According to the release, the new site in Kootenay parallels Yoho in its spectacular richness of arthropods, a group that today represents more than 80 per cent of all living animals, including insects, spiders and lobsters. Some species found at the new Kootenay site are also found in China’s famous Chengjiang fossil beds, which are 10 million years older. This contributes to the pool of evidence suggesting that the local and worldwide distribution of Cambrian animals, as well as their longevity, might have been underestimated, states the release.

The research team will be returning to the site this summer with the main goal of increasing the number of new species discovered. Parks Canada is keeping the exact location of the Marble Canyon site confidential to protect its integrity. To learn more about the Burgess Shale in Yoho and Kootenay National Parks, visit www.pc.gc.ca/burgessshale .

 

Get local stories you won't find anywhere else right to your inbox.
Sign up here

Just Posted

Wrangle the Chute returns to Kicking Horse

Wrangle the Chute will be returning to Kicking Horse Mountain Resort from… Continue reading

Kicking Horse Update Friday January 17

Kicking Horse reports 10 cm of snow in the last 24 hours,with… Continue reading

Highway Update Friday January 17

On Highway 1, watch for slippery sections between Three Valley Avalanche Gate… Continue reading

Golden nominated for Kraft Hockeyville 2020

Nominations close on Feb. 9.

Kicking Horse Update Thursday, January 16

Kicking Horse reports 3cm of snow in the last 24 hours,with snow… Continue reading

Kids across Canada more at risk of hospitalization from flu this season: doctor

Dr. Theresa Tam said influenza B does not usually peak until February or later
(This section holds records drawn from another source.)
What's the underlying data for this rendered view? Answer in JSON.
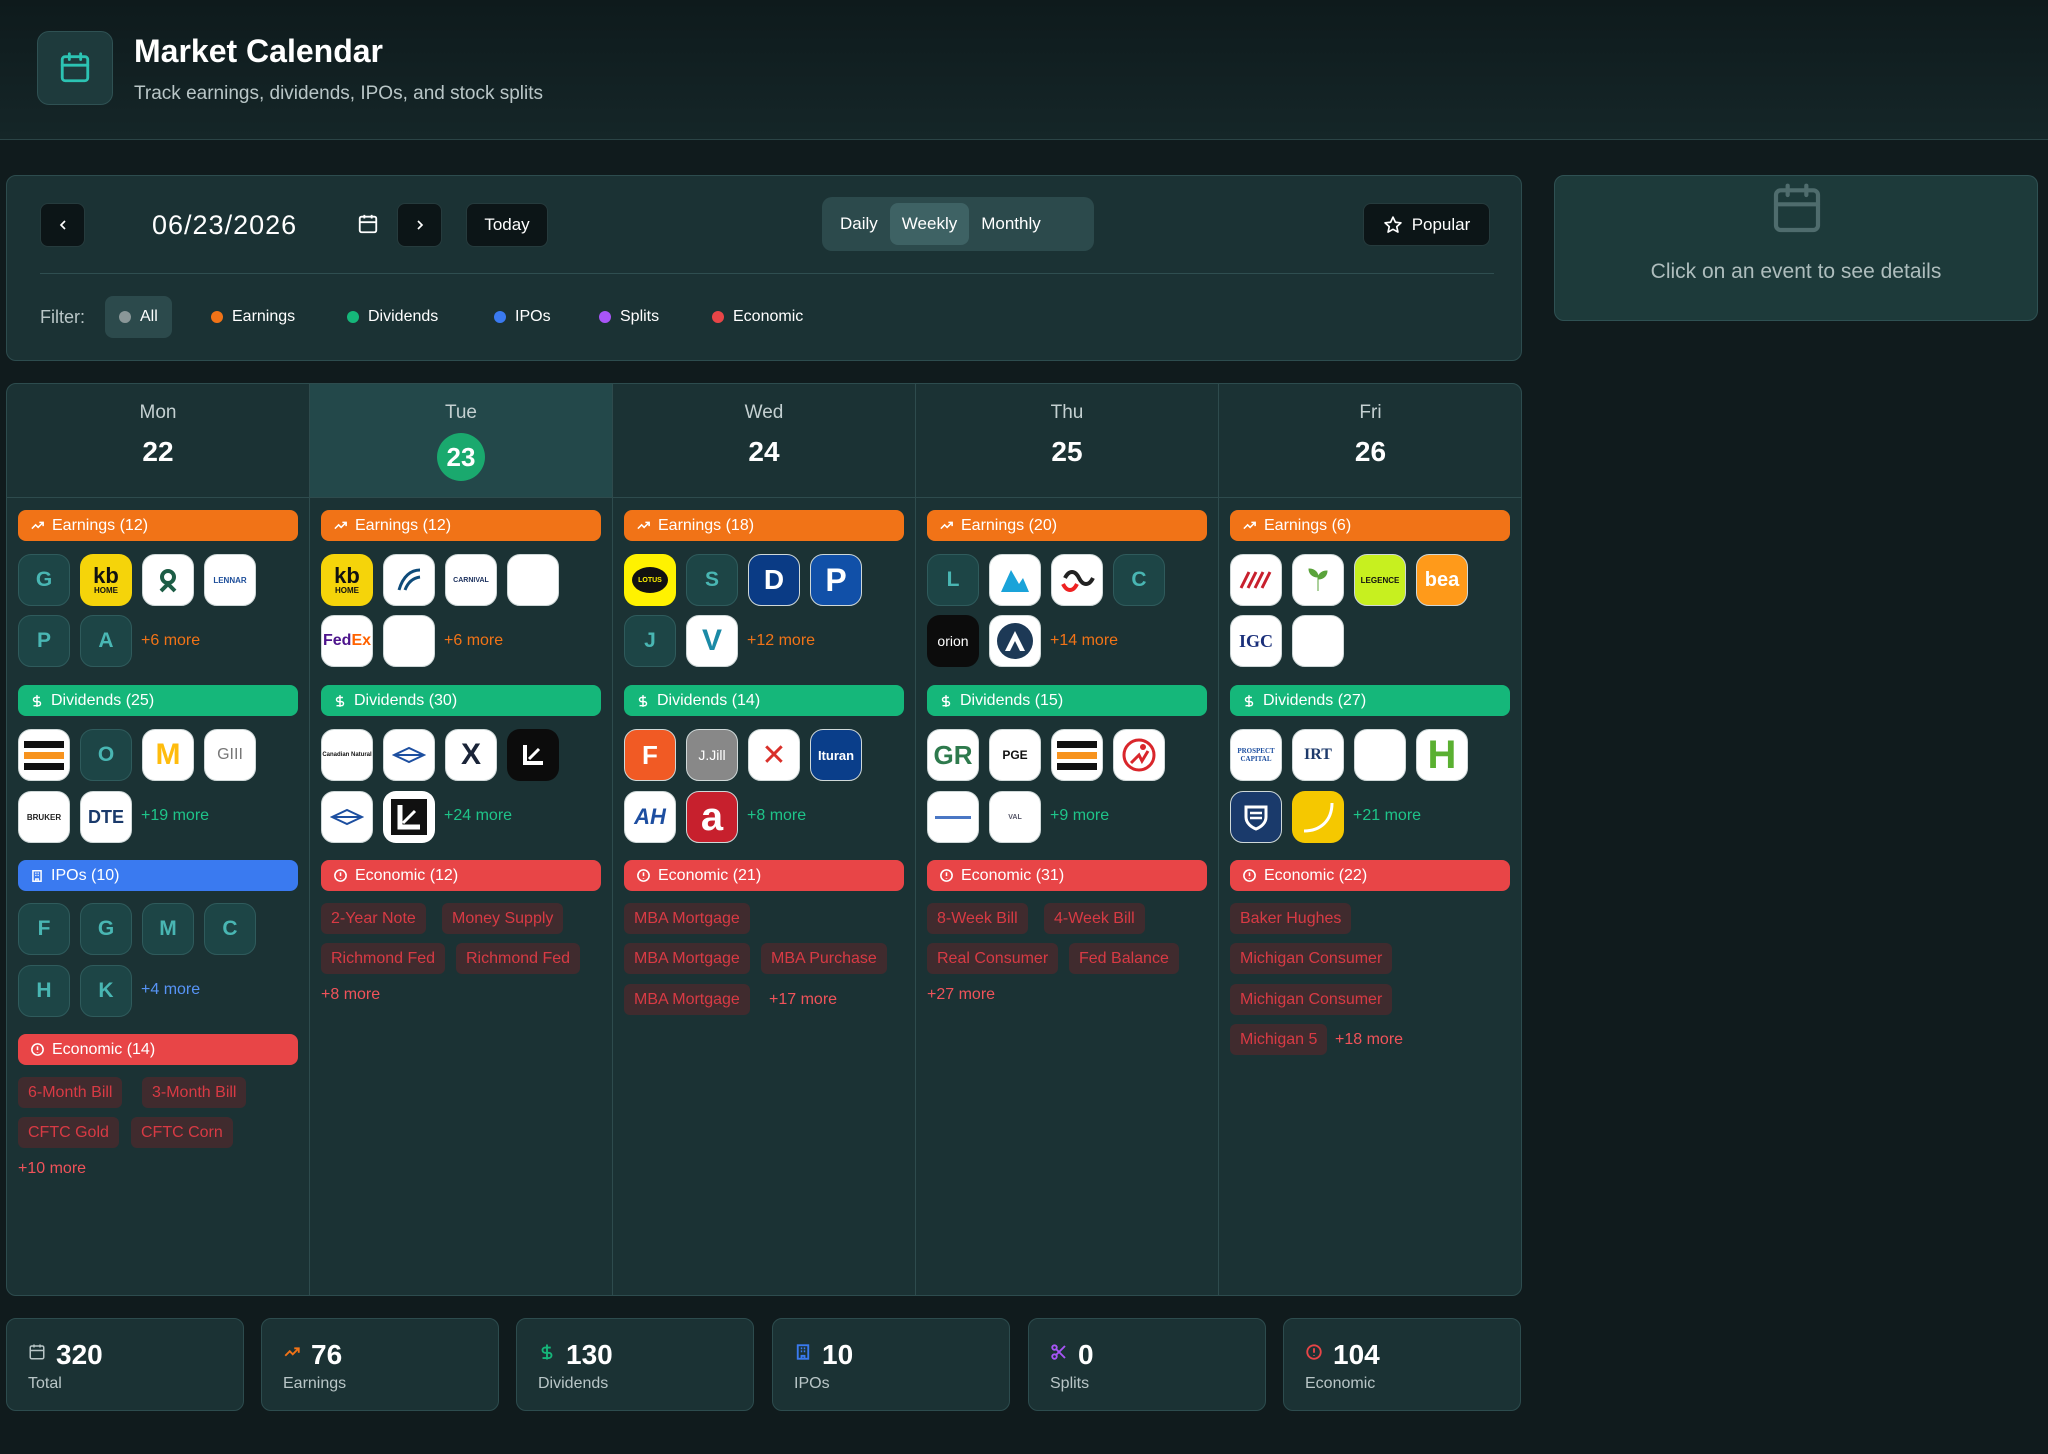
{
  "header": {
    "title": "Market Calendar",
    "subtitle": "Track earnings, dividends, IPOs, and stock splits"
  },
  "toolbar": {
    "date": "06/23/2026",
    "today_label": "Today",
    "views": [
      "Daily",
      "Weekly",
      "Monthly"
    ],
    "active_view": "Weekly",
    "popular_label": "Popular",
    "filter_label": "Filter:",
    "filters": [
      {
        "label": "All",
        "color": "#8a9798",
        "active": true
      },
      {
        "label": "Earnings",
        "color": "#f17317"
      },
      {
        "label": "Dividends",
        "color": "#15b77a"
      },
      {
        "label": "IPOs",
        "color": "#3a7af0"
      },
      {
        "label": "Splits",
        "color": "#a855f7"
      },
      {
        "label": "Economic",
        "color": "#e84547"
      }
    ]
  },
  "details": {
    "empty_text": "Click on an event to see details"
  },
  "days": [
    {
      "name": "Mon",
      "date": "22",
      "earnings": {
        "label": "Earnings (12)",
        "more": "+6 more",
        "logos": [
          "G",
          "kb HOME",
          "ring-logo",
          "LENNAR",
          "P",
          "A"
        ]
      },
      "dividends": {
        "label": "Dividends (25)",
        "more": "+19 more",
        "logos": [
          "stripes-logo",
          "O",
          "McDonald's",
          "GIII",
          "BRUKER",
          "DTE"
        ]
      },
      "ipos": {
        "label": "IPOs (10)",
        "more": "+4 more",
        "logos": [
          "F",
          "G",
          "M",
          "C",
          "H",
          "K"
        ]
      },
      "economic": {
        "label": "Economic (14)",
        "more": "+10 more",
        "items": [
          "6-Month Bill",
          "3-Month Bill",
          "CFTC Gold",
          "CFTC Corn"
        ]
      }
    },
    {
      "name": "Tue",
      "date": "23",
      "today": true,
      "earnings": {
        "label": "Earnings (12)",
        "more": "+6 more",
        "logos": [
          "kb HOME",
          "wave-logo",
          "CARNIVAL",
          "",
          "FedEx",
          ""
        ]
      },
      "dividends": {
        "label": "Dividends (30)",
        "more": "+24 more",
        "logos": [
          "Canadian Natural",
          "diamond-logo",
          "X",
          "L-logo",
          "diamond-logo",
          "L-logo"
        ]
      },
      "economic": {
        "label": "Economic (12)",
        "more": "+8 more",
        "items": [
          "2-Year Note",
          "Money Supply",
          "Richmond Fed",
          "Richmond Fed"
        ]
      }
    },
    {
      "name": "Wed",
      "date": "24",
      "earnings": {
        "label": "Earnings (18)",
        "more": "+12 more",
        "logos": [
          "LOTUS",
          "S",
          "D",
          "P",
          "J",
          "V"
        ]
      },
      "dividends": {
        "label": "Dividends (14)",
        "more": "+8 more",
        "logos": [
          "F-logo",
          "J.Jill",
          "X-logo",
          "Ituran",
          "AH",
          "a"
        ]
      },
      "economic": {
        "label": "Economic (21)",
        "more": "+17 more",
        "items": [
          "MBA Mortgage",
          "MBA Mortgage",
          "MBA Purchase",
          "MBA Mortgage"
        ]
      }
    },
    {
      "name": "Thu",
      "date": "25",
      "earnings": {
        "label": "Earnings (20)",
        "more": "+14 more",
        "logos": [
          "L",
          "triangle-logo",
          "S-logo",
          "C",
          "orion",
          "A-logo"
        ]
      },
      "dividends": {
        "label": "Dividends (15)",
        "more": "+9 more",
        "logos": [
          "GR",
          "PGE",
          "stripes-logo",
          "runner-logo",
          "",
          ""
        ]
      },
      "economic": {
        "label": "Economic (31)",
        "more": "+27 more",
        "items": [
          "8-Week Bill",
          "4-Week Bill",
          "Real Consumer",
          "Fed Balance"
        ]
      }
    },
    {
      "name": "Fri",
      "date": "26",
      "earnings": {
        "label": "Earnings (6)",
        "more": "",
        "logos": [
          "stripes-red",
          "GreenPower",
          "LEGENCE",
          "bea",
          "IGC",
          ""
        ]
      },
      "dividends": {
        "label": "Dividends (27)",
        "more": "+21 more",
        "logos": [
          "PROSPECT CAPITAL",
          "IRT",
          "",
          "H",
          "shield-logo",
          "yellow-logo"
        ]
      },
      "economic": {
        "label": "Economic (22)",
        "more": "+18 more",
        "items": [
          "Baker Hughes",
          "Michigan Consumer",
          "Michigan Consumer",
          "Michigan 5"
        ]
      }
    }
  ],
  "stats": [
    {
      "value": "320",
      "label": "Total",
      "icon": "calendar-icon",
      "color": "#b9c6c7"
    },
    {
      "value": "76",
      "label": "Earnings",
      "icon": "trend-icon",
      "color": "#f17317"
    },
    {
      "value": "130",
      "label": "Dividends",
      "icon": "dollar-icon",
      "color": "#15b77a"
    },
    {
      "value": "10",
      "label": "IPOs",
      "icon": "building-icon",
      "color": "#3a7af0"
    },
    {
      "value": "0",
      "label": "Splits",
      "icon": "scissors-icon",
      "color": "#a855f7"
    },
    {
      "value": "104",
      "label": "Economic",
      "icon": "alert-icon",
      "color": "#e84547"
    }
  ]
}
Kelowna’s “Baby Mary” finds biological parents after more than 30 years

Geneologist and DNA test helped her connect with her biological parents

B.C. offers $5 million equipment loan program to help ailing forest contractors

Local politicians in Port McNeill and Campbell River says local economies are struggling

Vancouver Island distillery wins award for best Canadian rye whisky

Shelter Point cleans up at Canadian Whisky Awards

Kelowna hotel to award couples for baby-making with Nooner deal

The deal includes a free stay every Valentine’s Day for the next 18 years

On the job hunt with Nelson’s Make A Change Canada

The employment charity is organizing next week’s Kootenay Patricks, Montreal Canadiens game

‘Scariest boat ride of my life’: Passengers trapped by ice on rocky B.C. ferry sailing

The Nimpkish docked in Bella Coola on Jan.12 coated in a thick layer of ice

B.C. pair ordered to pay $55,000 for oil tank discovered four years after selling home

Judge says defendants breached contract, despite being unaware of tank until basement flooded

Canada to give $25,000 to families of each Canadian who died in Iran plane crash

Prime Minister Justin Trudeau also made it clear that Canada still expects Iran to compensate victims

Most Read